Arc lamps over the streets would ignite still by daylight – suddenly, by a single throw away out of sight, in far-reaching, sparsely dotted trails, as if they had naturally obeyed this pattern in their mechanical precision, foreseeing the arrival of still earlier nights, but deprived of the flexibility of a living organism, they chose some mechanically set, average starting point, the same for every day of the month.
Klara was walking along the Planty alley, under the chestnut trees bared of fallen leaves, whose upper branches created a clear and entangled structure of a high vault, black against the emerald sky, when all of a sudden all the lamps together caught fire; as if light had descended on them and stood there. It was still day, so the lamp globes did not throw lights and shades onto the trees and the alley; they only shone like keystones up in the vault, milky-orange moon-sky lanterns in the emerald air. . . .
It was only at the mouth of the Planty that the uncovered Wawel towers rose up above all the trees and houses. They were angular, dark, and massive against the light gold sky, bent backwards by the perspective; active in standing, rising, and towering up above. Edged roofs, high steeps of the walls, buttresses over buttresses, tower crevices – the green hill, kneeling underneath them, the earth humble with the town and the river around – the Wawel.
English translation: Anna Filipek
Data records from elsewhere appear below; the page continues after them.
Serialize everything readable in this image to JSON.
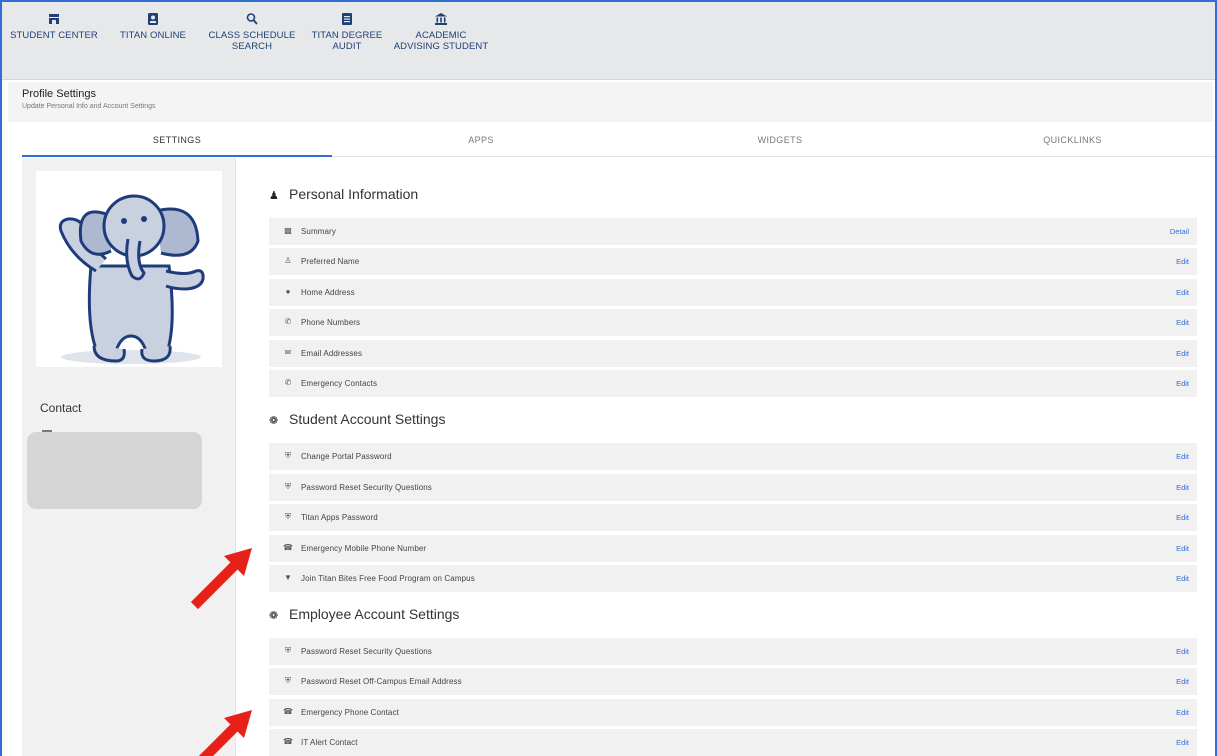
{
  "nav": [
    {
      "label": "STUDENT CENTER",
      "icon": "store-icon"
    },
    {
      "label": "TITAN ONLINE",
      "icon": "badge-icon"
    },
    {
      "label": "CLASS SCHEDULE\nSEARCH",
      "icon": "search-icon"
    },
    {
      "label": "TITAN DEGREE\nAUDIT",
      "icon": "document-icon"
    },
    {
      "label": "ACADEMIC\nADVISING STUDENT",
      "icon": "institution-icon"
    }
  ],
  "header": {
    "title": "Profile Settings",
    "subtitle": "Update Personal Info and Account Settings"
  },
  "tabs": [
    "SETTINGS",
    "APPS",
    "WIDGETS",
    "QUICKLINKS"
  ],
  "sidebar": {
    "contact_label": "Contact"
  },
  "sections": [
    {
      "title": "Personal Information",
      "icon": "person-icon",
      "rows": [
        {
          "label": "Summary",
          "action": "Detail",
          "icon": "chart-icon"
        },
        {
          "label": "Preferred Name",
          "action": "Edit",
          "icon": "person-outline-icon"
        },
        {
          "label": "Home Address",
          "action": "Edit",
          "icon": "location-icon"
        },
        {
          "label": "Phone Numbers",
          "action": "Edit",
          "icon": "phone-icon"
        },
        {
          "label": "Email Addresses",
          "action": "Edit",
          "icon": "mail-icon"
        },
        {
          "label": "Emergency Contacts",
          "action": "Edit",
          "icon": "phone-icon"
        }
      ]
    },
    {
      "title": "Student Account Settings",
      "icon": "gear-icon",
      "rows": [
        {
          "label": "Change Portal Password",
          "action": "Edit",
          "icon": "shield-icon"
        },
        {
          "label": "Password Reset Security Questions",
          "action": "Edit",
          "icon": "shield-icon"
        },
        {
          "label": "Titan Apps Password",
          "action": "Edit",
          "icon": "shield-icon"
        },
        {
          "label": "Emergency Mobile Phone Number",
          "action": "Edit",
          "icon": "phone-call-icon"
        },
        {
          "label": "Join Titan Bites Free Food Program on Campus",
          "action": "Edit",
          "icon": "food-icon"
        }
      ]
    },
    {
      "title": "Employee Account Settings",
      "icon": "gear-icon",
      "rows": [
        {
          "label": "Password Reset Security Questions",
          "action": "Edit",
          "icon": "shield-icon"
        },
        {
          "label": "Password Reset Off-Campus Email Address",
          "action": "Edit",
          "icon": "shield-icon"
        },
        {
          "label": "Emergency Phone Contact",
          "action": "Edit",
          "icon": "phone-call-icon"
        },
        {
          "label": "IT Alert Contact",
          "action": "Edit",
          "icon": "phone-call-icon"
        }
      ]
    }
  ],
  "colors": {
    "accent": "#2f6fd6",
    "nav_text": "#1f3f75",
    "arrow": "#e8201a"
  }
}
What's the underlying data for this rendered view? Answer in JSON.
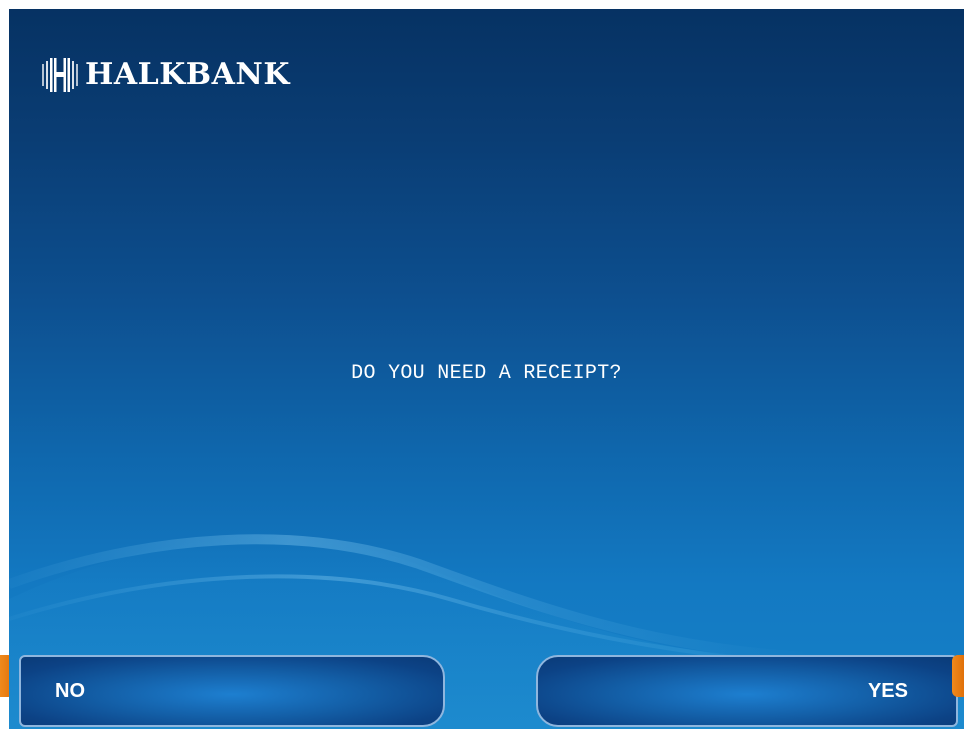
{
  "brand": {
    "name": "HALKBANK",
    "logo_icon": "halkbank-emblem-icon"
  },
  "prompt": {
    "text": "DO YOU NEED A RECEIPT?"
  },
  "function_keys": {
    "left": {
      "label": "NO",
      "accent_color": "#e8790f"
    },
    "right": {
      "label": "YES",
      "accent_color": "#e8790f"
    }
  },
  "colors": {
    "background_top": "#063263",
    "background_bottom": "#1682c9",
    "button_border": "#8fb6de",
    "text": "#ffffff"
  }
}
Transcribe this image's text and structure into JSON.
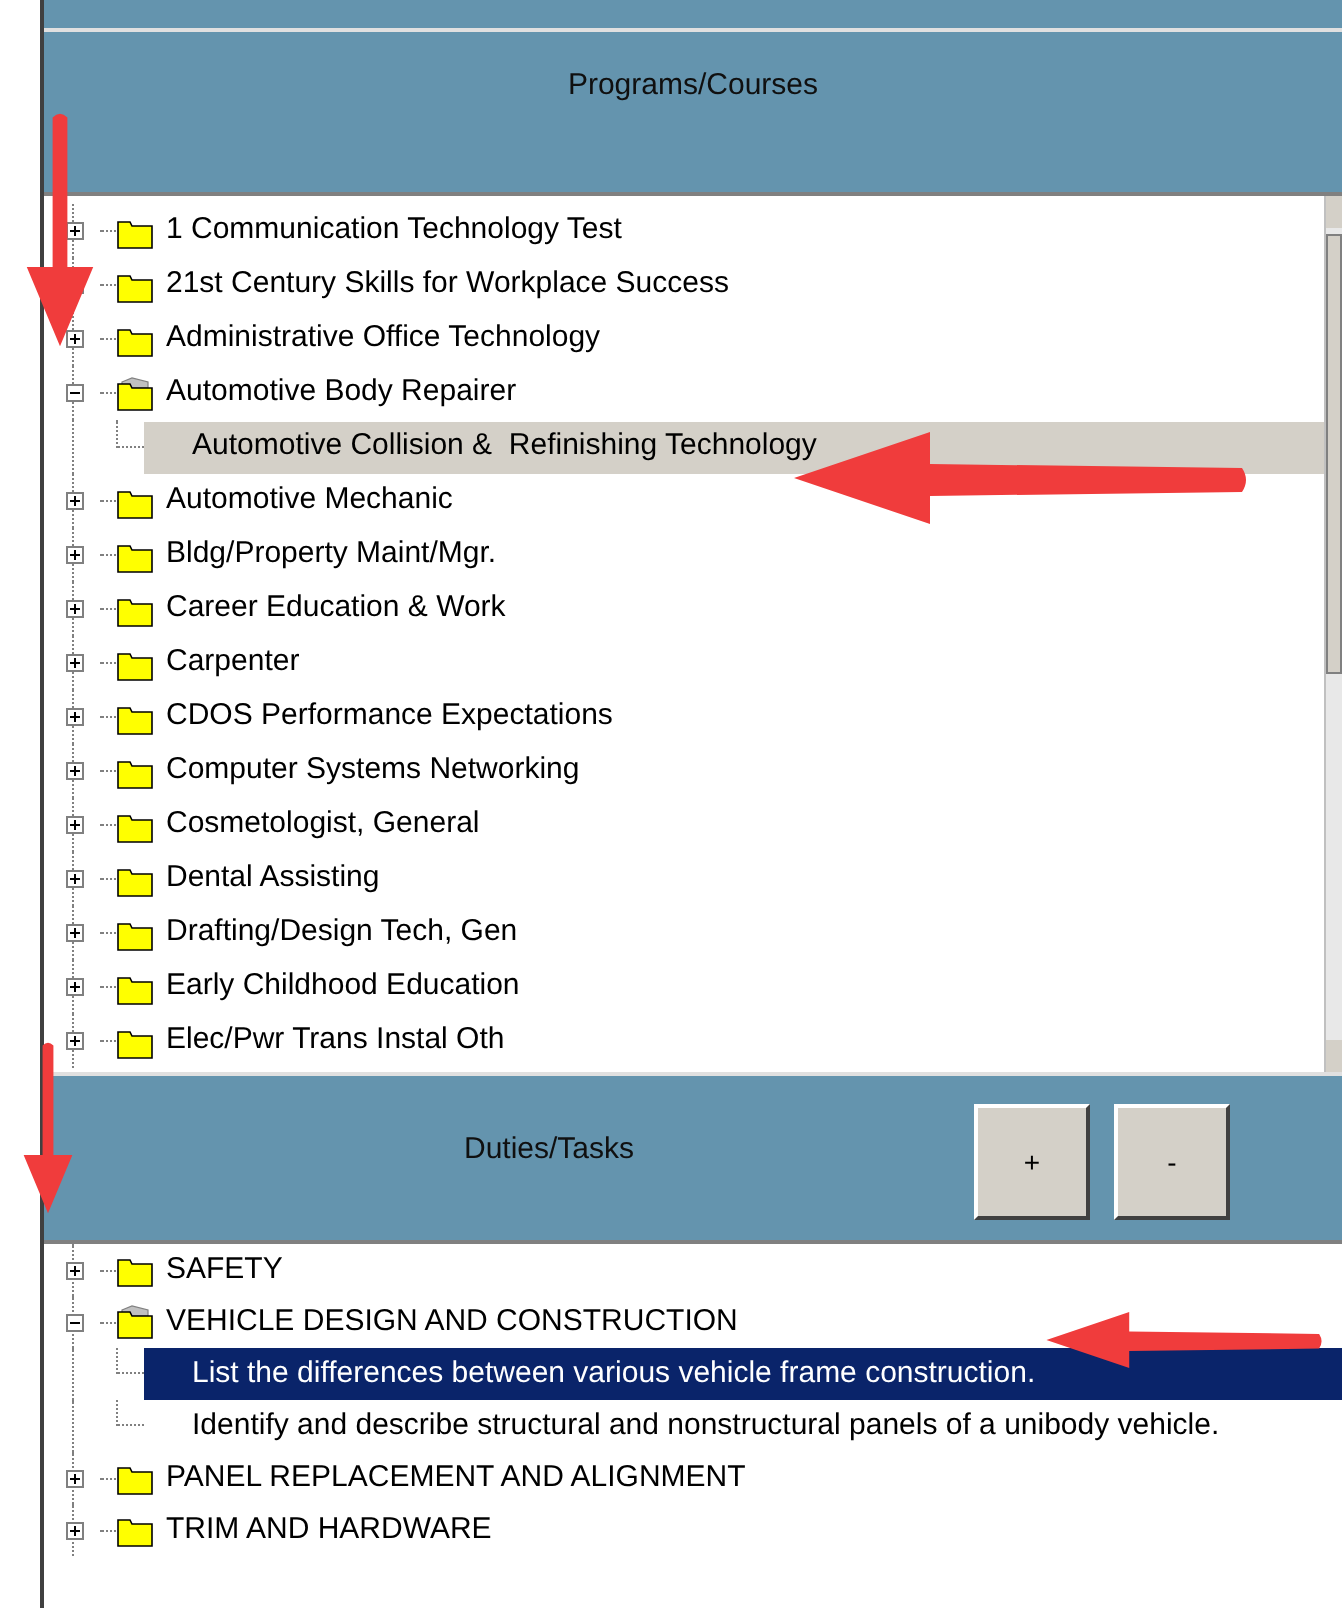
{
  "programs": {
    "title": "Programs/Courses",
    "items": [
      {
        "label": "1 Communication Technology Test",
        "expanded": false,
        "selected": false
      },
      {
        "label": "21st Century Skills for Workplace Success",
        "expanded": false,
        "selected": false
      },
      {
        "label": "Administrative Office Technology",
        "expanded": false,
        "selected": false
      },
      {
        "label": "Automotive Body Repairer",
        "expanded": true,
        "selected": false,
        "children": [
          {
            "label": "Automotive Collision &  Refinishing Technology",
            "selected": true
          }
        ]
      },
      {
        "label": "Automotive Mechanic",
        "expanded": false,
        "selected": false
      },
      {
        "label": "Bldg/Property Maint/Mgr.",
        "expanded": false,
        "selected": false
      },
      {
        "label": "Career Education & Work",
        "expanded": false,
        "selected": false
      },
      {
        "label": "Carpenter",
        "expanded": false,
        "selected": false
      },
      {
        "label": "CDOS Performance Expectations",
        "expanded": false,
        "selected": false
      },
      {
        "label": "Computer Systems Networking",
        "expanded": false,
        "selected": false
      },
      {
        "label": "Cosmetologist, General",
        "expanded": false,
        "selected": false
      },
      {
        "label": "Dental Assisting",
        "expanded": false,
        "selected": false
      },
      {
        "label": "Drafting/Design Tech, Gen",
        "expanded": false,
        "selected": false
      },
      {
        "label": "Early Childhood Education",
        "expanded": false,
        "selected": false
      },
      {
        "label": "Elec/Pwr Trans Instal Oth",
        "expanded": false,
        "selected": false
      }
    ]
  },
  "duties": {
    "title": "Duties/Tasks",
    "buttons": [
      "+",
      "-"
    ],
    "items": [
      {
        "label": "SAFETY",
        "expanded": false,
        "selected": false
      },
      {
        "label": "VEHICLE DESIGN AND CONSTRUCTION",
        "expanded": true,
        "selected": false,
        "children": [
          {
            "label": "List the differences between various vehicle frame construction.",
            "selected": true
          },
          {
            "label": "Identify and describe structural and nonstructural panels of a unibody vehicle.",
            "selected": false
          }
        ]
      },
      {
        "label": "PANEL REPLACEMENT AND ALIGNMENT",
        "expanded": false,
        "selected": false
      },
      {
        "label": "TRIM AND HARDWARE",
        "expanded": false,
        "selected": false
      }
    ]
  }
}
(1884–1976) – a writer and literary critic, author of historical novels for youngsters. Born on 18 May 1884 in Warsaw, she finished her secondary school in Krakow, where she lived for the rest of her life. She studied at the Jagiellonian University and at the Sorbonne. She debuted in 1913 with a novel, W słońcu (In the Sun). She cooperated with the following magazines: Przegląd Warszawski, Przegląd Współczesny, Slavische Rundschau and Kobieta Współczesna, in which she published her literary studies and reviews. The most important position in her literary oeuvre is occupied by the novel Przygoda w nieznanym kraju (An Adventure in an Unknown Land), for which she received the City of Krakow Literary Award in 1935. Appreciated by critics for novel ways of expression and compared to Virginia Woolf’s works, the awarded novel tells about the Krakow artistic circles and comprises beautiful descriptions of the city. For most of her life, the author lived in the Salwator District, at 12 Gontyna Street. She died on 18 April 1976 and was buried at the Rakowicki Cemetery.